The lines to be copied are those below that contain "mainwindow".

------------------------

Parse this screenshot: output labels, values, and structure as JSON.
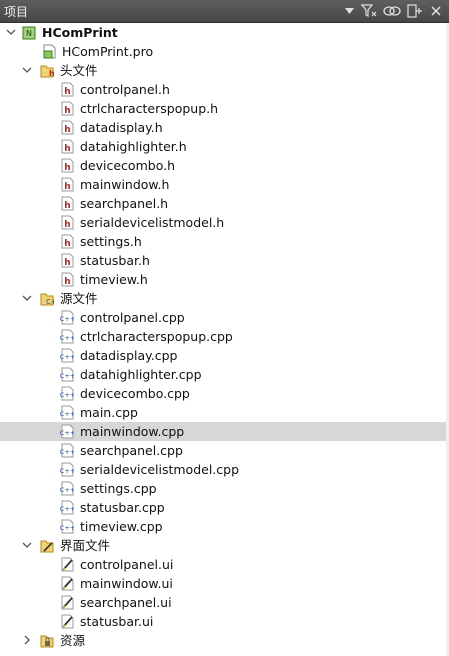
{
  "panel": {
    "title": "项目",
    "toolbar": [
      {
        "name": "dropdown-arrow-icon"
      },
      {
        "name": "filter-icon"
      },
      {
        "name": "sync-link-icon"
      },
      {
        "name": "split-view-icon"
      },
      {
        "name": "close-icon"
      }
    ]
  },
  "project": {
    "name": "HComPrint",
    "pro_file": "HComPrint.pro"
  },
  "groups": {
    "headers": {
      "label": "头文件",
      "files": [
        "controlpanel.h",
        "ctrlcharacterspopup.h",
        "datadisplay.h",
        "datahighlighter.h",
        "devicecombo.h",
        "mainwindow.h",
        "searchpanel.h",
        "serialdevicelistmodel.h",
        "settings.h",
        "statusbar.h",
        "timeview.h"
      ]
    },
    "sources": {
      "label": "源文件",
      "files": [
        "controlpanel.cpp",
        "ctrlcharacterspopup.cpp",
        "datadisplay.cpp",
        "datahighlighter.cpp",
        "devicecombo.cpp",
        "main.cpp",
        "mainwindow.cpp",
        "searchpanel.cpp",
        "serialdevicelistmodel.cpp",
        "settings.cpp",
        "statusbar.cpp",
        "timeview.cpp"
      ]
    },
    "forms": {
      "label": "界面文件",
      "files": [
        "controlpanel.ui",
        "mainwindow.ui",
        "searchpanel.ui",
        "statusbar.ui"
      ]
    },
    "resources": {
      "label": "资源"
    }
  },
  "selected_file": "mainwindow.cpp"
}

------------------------

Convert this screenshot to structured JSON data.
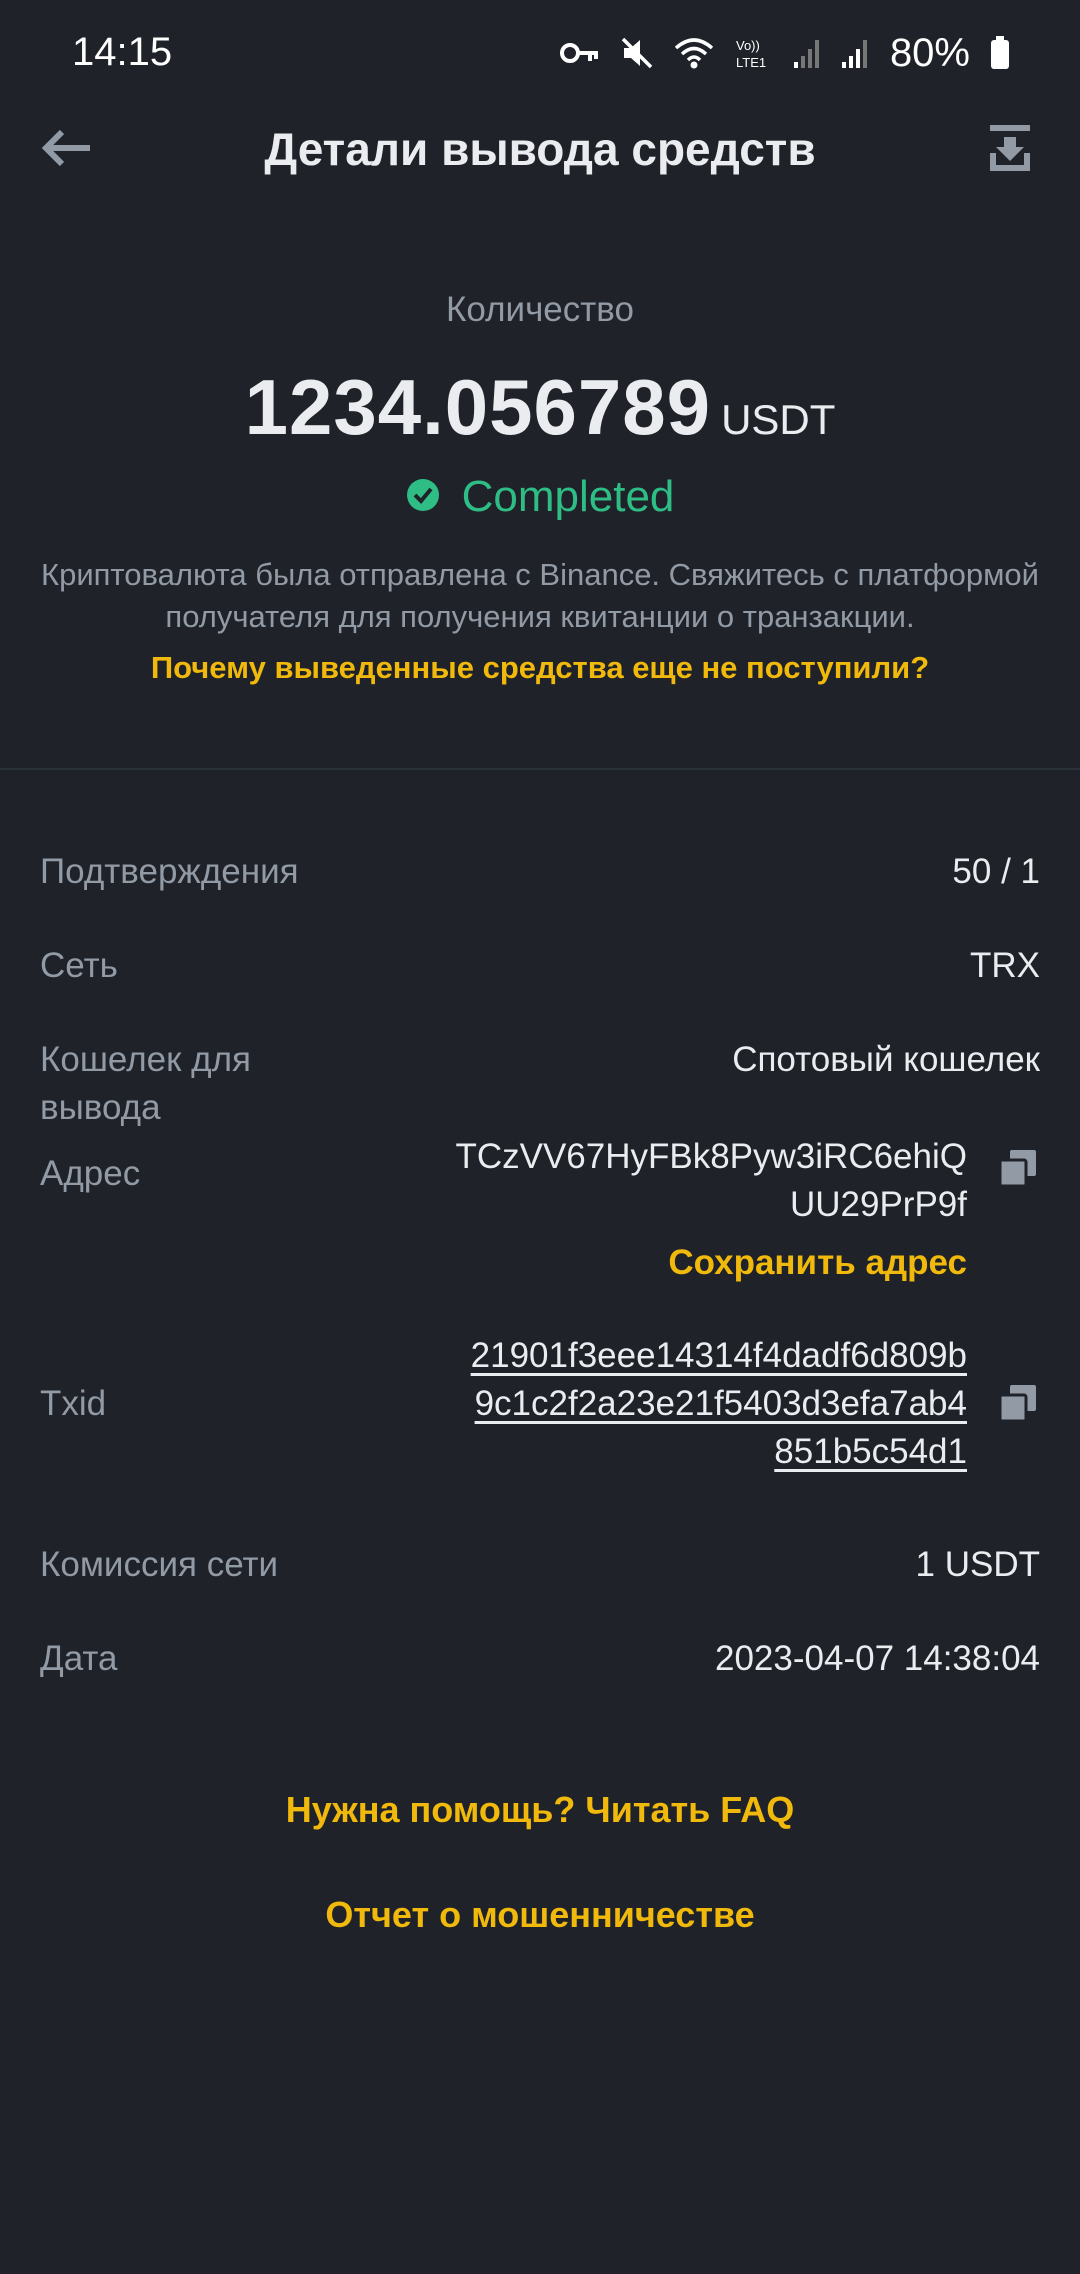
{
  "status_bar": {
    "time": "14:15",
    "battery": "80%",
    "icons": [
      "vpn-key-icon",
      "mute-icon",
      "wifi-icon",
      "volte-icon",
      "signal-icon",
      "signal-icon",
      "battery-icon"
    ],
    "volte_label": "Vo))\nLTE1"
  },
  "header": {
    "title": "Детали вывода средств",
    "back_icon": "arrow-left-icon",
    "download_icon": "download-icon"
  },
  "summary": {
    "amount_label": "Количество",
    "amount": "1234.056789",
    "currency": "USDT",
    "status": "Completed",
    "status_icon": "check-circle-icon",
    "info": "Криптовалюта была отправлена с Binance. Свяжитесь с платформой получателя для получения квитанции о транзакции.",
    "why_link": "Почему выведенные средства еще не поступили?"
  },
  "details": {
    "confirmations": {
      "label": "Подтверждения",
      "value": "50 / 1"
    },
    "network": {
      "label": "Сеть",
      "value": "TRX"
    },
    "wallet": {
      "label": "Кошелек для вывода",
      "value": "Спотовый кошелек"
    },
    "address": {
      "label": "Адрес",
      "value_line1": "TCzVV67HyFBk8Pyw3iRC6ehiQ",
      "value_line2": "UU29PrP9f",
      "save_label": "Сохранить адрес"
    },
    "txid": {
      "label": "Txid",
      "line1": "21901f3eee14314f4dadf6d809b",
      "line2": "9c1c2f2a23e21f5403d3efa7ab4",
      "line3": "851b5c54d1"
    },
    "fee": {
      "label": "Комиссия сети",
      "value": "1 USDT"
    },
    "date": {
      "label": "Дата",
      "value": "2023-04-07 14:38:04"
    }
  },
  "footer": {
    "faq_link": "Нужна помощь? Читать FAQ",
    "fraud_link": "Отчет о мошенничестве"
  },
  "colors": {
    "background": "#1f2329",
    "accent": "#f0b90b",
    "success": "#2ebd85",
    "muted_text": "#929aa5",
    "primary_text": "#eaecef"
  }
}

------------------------

WRITTEN RESPONSE =>
        "mainwindow.h",
        "mainwindow.cpp",
        "mainwindow.ui",
  "selected_file": "mainwindow.cpp"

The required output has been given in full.